== WORK INSTRUCTIONS ==
In the material below, find all lines with the string "title" and copy them.

== ENTRIES SHOWN ==
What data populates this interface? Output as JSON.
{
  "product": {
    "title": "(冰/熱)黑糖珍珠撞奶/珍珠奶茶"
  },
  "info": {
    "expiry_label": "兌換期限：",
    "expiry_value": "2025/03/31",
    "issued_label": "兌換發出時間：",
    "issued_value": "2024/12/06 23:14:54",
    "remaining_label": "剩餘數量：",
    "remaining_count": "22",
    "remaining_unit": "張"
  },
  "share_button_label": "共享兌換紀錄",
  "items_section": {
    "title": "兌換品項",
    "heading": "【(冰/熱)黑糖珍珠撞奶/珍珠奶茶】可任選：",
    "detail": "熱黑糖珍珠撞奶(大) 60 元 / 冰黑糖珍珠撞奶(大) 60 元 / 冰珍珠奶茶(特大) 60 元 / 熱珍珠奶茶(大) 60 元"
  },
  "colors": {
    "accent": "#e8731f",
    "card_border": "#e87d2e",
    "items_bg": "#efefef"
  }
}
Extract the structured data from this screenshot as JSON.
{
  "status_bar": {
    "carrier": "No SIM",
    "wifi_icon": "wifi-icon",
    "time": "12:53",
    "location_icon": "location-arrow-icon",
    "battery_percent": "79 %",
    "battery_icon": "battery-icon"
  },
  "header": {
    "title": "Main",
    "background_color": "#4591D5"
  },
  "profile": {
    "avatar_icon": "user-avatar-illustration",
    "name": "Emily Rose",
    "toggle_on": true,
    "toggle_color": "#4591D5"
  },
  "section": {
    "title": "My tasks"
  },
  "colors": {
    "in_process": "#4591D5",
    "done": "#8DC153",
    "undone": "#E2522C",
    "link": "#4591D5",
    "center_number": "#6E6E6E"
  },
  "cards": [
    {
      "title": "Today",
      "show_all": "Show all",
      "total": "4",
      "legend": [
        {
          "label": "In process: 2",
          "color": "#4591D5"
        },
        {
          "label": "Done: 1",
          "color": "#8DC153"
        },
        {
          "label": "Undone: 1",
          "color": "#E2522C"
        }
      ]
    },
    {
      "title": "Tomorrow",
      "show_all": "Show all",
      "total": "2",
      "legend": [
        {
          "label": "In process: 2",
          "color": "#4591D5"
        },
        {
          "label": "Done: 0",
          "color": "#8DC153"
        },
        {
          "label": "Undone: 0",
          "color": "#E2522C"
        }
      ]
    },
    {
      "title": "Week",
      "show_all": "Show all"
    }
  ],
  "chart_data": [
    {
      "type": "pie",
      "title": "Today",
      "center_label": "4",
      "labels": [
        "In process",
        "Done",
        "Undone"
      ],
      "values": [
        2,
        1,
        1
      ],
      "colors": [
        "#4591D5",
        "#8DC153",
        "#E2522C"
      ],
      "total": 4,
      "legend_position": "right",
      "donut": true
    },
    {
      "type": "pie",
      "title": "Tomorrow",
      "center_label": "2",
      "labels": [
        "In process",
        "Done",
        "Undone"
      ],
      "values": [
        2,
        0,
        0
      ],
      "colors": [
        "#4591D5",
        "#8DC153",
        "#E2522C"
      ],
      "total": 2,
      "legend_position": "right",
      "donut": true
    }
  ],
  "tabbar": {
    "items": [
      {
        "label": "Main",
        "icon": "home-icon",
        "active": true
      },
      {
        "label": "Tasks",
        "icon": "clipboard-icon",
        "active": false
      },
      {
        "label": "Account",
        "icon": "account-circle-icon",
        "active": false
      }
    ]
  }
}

== TASK RESULT ==
    "title": "(冰/熱)黑糖珍珠撞奶/珍珠奶茶"
    "title": "兌換品項",
    "title": "Main",
    "title": "My tasks"
      "title": "Today",
      "title": "Tomorrow",
      "title": "Week",
      "title": "Today",
      "title": "Tomorrow",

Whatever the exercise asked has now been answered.